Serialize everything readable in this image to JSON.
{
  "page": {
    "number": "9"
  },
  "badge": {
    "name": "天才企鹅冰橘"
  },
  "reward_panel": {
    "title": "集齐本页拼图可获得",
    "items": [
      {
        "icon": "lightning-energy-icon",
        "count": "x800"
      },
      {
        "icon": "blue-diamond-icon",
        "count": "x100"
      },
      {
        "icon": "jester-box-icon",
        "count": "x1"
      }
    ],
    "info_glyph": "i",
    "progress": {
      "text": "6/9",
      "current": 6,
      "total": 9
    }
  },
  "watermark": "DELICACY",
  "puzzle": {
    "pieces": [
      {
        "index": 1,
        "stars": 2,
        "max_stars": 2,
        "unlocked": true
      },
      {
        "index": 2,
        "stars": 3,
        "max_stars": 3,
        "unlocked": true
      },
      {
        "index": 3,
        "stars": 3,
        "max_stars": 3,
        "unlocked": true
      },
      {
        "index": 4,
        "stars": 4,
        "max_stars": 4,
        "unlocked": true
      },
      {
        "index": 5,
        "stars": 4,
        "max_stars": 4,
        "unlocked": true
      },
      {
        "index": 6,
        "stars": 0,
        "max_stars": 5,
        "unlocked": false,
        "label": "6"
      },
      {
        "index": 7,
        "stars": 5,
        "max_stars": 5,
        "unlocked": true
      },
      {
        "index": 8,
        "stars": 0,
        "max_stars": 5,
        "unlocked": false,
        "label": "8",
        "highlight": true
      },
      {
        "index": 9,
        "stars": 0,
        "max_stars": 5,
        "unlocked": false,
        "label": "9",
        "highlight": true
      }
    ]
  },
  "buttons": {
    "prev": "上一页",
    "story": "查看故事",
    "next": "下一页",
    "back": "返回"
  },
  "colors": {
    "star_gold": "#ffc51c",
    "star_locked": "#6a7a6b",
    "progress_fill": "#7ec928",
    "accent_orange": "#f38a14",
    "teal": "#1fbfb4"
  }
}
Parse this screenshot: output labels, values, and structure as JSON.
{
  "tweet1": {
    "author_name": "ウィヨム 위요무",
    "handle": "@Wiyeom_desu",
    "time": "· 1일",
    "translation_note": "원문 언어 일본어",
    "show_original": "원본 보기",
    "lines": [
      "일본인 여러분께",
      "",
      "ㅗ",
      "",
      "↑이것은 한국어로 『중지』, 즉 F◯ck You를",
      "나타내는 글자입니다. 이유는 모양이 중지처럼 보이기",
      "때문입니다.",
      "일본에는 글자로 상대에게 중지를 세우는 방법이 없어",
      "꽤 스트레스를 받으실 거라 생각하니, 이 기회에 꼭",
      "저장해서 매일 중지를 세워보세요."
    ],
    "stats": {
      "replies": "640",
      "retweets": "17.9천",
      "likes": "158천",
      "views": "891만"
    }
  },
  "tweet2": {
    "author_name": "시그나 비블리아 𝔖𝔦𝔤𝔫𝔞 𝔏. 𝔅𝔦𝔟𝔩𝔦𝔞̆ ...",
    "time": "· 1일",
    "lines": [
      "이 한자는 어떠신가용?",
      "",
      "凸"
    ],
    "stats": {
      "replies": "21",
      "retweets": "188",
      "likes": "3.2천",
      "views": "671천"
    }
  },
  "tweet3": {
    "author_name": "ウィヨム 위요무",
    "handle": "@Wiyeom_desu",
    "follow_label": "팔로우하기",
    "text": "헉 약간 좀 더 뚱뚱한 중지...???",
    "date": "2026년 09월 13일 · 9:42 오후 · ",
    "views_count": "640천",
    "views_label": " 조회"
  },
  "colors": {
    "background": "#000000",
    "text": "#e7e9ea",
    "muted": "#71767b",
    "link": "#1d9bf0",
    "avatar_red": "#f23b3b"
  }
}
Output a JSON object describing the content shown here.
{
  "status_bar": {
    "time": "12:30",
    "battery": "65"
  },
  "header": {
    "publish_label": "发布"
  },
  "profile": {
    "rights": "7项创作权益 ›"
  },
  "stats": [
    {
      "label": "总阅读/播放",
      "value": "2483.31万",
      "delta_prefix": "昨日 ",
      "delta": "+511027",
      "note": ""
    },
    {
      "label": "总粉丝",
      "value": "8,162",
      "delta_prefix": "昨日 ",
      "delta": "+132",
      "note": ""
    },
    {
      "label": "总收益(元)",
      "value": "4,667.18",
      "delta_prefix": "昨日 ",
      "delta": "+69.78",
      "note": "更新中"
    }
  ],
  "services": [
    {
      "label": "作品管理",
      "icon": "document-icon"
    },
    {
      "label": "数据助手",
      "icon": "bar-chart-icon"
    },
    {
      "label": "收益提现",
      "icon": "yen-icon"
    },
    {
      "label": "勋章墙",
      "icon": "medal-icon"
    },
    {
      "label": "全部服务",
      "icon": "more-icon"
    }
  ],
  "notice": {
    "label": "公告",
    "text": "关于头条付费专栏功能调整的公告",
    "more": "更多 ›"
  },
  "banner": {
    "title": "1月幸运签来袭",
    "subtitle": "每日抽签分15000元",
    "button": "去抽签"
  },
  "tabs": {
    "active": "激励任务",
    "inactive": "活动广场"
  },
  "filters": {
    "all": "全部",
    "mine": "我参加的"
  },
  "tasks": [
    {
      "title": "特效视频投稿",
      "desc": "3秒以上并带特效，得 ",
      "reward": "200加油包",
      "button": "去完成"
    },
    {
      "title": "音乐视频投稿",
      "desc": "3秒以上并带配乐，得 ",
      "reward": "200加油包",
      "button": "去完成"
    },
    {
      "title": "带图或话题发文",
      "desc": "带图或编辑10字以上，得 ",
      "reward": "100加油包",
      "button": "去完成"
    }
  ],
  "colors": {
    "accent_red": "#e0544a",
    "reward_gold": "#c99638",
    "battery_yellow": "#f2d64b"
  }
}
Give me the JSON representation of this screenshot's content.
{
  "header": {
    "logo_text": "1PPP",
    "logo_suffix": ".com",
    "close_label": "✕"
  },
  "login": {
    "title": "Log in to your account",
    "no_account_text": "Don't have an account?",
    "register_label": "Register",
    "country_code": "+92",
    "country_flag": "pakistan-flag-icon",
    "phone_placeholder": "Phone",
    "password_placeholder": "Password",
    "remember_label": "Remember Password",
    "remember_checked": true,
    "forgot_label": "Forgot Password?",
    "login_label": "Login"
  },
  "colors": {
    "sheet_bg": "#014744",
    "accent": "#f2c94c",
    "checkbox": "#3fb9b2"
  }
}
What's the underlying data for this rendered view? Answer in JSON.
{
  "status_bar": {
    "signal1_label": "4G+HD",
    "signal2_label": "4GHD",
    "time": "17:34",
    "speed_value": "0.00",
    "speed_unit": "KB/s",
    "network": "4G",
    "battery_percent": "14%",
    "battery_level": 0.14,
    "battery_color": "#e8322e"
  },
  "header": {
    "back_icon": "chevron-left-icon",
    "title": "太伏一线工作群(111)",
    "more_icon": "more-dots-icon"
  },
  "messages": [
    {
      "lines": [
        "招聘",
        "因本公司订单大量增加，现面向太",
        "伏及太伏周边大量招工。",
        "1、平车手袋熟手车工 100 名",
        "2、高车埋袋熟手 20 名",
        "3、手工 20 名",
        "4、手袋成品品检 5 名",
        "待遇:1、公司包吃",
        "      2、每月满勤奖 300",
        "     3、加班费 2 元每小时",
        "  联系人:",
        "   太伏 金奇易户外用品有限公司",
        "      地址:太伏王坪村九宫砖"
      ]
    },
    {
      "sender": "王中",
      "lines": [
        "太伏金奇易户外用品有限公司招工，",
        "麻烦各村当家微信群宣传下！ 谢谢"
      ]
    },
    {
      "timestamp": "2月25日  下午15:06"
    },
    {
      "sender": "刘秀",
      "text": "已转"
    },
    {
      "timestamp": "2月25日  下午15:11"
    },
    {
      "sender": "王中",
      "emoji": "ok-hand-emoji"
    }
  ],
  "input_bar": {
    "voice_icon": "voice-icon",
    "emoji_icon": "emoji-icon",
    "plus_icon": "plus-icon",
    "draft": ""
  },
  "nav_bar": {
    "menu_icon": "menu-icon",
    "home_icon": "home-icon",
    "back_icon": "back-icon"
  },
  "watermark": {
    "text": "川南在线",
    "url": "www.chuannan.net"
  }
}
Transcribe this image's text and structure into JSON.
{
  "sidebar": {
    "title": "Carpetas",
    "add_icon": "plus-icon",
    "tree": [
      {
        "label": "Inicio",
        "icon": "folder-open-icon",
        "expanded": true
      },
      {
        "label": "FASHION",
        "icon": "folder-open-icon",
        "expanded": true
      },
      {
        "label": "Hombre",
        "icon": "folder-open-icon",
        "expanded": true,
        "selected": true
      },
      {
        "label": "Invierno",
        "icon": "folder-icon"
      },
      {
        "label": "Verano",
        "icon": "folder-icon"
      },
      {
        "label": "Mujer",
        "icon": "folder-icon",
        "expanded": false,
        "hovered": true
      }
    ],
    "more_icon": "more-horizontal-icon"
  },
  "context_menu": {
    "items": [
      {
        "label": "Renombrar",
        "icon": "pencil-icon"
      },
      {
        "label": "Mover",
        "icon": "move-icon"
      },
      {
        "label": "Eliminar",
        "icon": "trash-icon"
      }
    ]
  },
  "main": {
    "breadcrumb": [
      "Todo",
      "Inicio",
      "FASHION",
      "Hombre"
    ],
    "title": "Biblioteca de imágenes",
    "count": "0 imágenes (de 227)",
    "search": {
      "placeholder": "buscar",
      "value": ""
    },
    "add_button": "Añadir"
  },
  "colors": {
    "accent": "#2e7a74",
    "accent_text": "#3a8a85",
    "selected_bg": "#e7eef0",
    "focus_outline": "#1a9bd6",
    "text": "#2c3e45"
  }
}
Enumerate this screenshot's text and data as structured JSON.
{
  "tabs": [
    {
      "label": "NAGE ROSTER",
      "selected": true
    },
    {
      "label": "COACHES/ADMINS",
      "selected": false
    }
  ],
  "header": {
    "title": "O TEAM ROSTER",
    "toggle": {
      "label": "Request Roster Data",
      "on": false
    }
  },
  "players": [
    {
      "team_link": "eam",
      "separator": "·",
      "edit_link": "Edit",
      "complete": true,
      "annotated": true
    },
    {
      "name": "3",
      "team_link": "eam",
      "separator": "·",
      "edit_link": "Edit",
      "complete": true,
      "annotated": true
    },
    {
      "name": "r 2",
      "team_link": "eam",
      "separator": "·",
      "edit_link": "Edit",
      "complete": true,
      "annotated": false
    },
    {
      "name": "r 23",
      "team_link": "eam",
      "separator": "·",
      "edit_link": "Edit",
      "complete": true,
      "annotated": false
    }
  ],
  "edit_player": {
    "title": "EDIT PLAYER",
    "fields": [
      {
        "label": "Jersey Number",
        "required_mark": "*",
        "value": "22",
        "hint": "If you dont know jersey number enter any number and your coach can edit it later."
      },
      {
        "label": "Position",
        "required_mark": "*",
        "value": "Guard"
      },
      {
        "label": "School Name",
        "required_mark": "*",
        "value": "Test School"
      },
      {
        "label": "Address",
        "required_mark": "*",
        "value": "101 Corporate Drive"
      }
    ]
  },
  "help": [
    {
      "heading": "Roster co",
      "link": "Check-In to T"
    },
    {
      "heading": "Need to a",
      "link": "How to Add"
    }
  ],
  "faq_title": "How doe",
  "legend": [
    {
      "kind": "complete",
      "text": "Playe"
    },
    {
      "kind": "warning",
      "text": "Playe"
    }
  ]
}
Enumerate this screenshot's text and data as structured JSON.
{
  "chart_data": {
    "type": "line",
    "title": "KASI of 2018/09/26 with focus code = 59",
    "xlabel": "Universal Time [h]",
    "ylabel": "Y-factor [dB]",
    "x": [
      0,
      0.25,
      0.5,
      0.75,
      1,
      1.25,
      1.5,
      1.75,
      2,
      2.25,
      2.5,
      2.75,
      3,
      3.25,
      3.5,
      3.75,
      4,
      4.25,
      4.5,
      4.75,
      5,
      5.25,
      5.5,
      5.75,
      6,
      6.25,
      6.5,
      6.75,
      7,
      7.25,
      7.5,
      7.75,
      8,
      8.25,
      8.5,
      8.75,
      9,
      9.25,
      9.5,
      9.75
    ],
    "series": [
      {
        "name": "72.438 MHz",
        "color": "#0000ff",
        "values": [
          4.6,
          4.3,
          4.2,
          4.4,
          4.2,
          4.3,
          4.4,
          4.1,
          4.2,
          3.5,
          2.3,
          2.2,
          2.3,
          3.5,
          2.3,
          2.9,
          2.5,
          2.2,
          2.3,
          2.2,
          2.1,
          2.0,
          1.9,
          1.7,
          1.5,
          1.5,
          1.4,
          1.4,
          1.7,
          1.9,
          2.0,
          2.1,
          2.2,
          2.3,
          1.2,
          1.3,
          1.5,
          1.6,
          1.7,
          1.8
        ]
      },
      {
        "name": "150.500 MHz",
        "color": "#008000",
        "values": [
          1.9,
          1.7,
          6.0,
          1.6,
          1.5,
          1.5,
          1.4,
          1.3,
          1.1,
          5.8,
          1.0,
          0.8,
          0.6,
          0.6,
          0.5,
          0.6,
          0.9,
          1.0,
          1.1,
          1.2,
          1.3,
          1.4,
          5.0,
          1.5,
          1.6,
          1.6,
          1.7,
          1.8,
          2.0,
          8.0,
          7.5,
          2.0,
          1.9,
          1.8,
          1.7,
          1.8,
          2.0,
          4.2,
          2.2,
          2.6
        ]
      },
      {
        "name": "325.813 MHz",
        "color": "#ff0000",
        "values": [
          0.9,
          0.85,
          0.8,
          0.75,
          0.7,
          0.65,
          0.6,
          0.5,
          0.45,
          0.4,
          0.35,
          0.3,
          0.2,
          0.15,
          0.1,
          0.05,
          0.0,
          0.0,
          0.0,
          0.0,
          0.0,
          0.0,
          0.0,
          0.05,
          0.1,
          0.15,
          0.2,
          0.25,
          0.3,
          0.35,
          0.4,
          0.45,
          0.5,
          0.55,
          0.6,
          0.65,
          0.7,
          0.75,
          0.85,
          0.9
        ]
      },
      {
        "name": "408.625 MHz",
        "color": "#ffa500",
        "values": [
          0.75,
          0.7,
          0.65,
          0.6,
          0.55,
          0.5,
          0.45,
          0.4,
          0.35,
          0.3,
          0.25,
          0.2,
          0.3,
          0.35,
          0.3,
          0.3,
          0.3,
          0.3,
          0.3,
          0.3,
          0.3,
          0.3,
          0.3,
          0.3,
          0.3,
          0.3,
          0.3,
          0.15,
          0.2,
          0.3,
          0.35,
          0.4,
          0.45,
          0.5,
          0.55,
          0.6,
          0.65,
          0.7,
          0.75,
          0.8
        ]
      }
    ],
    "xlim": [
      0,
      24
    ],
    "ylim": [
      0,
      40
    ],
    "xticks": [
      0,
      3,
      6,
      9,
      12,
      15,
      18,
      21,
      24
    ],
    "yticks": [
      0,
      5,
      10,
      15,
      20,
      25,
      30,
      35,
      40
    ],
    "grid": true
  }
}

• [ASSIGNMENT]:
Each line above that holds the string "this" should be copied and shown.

• [EXERCISE RESPONSE]:
Serialize everything readable in this image to JSON.
Parse this screenshot: output labels, values, and structure as JSON.
Give me the JSON representation of this screenshot's content.
What's the underlying data for this rendered view? Answer in JSON.
Transcribe this image's text and structure into JSON.
Enumerate this screenshot's text and data as structured JSON.
Enumerate this screenshot's text and data as structured JSON.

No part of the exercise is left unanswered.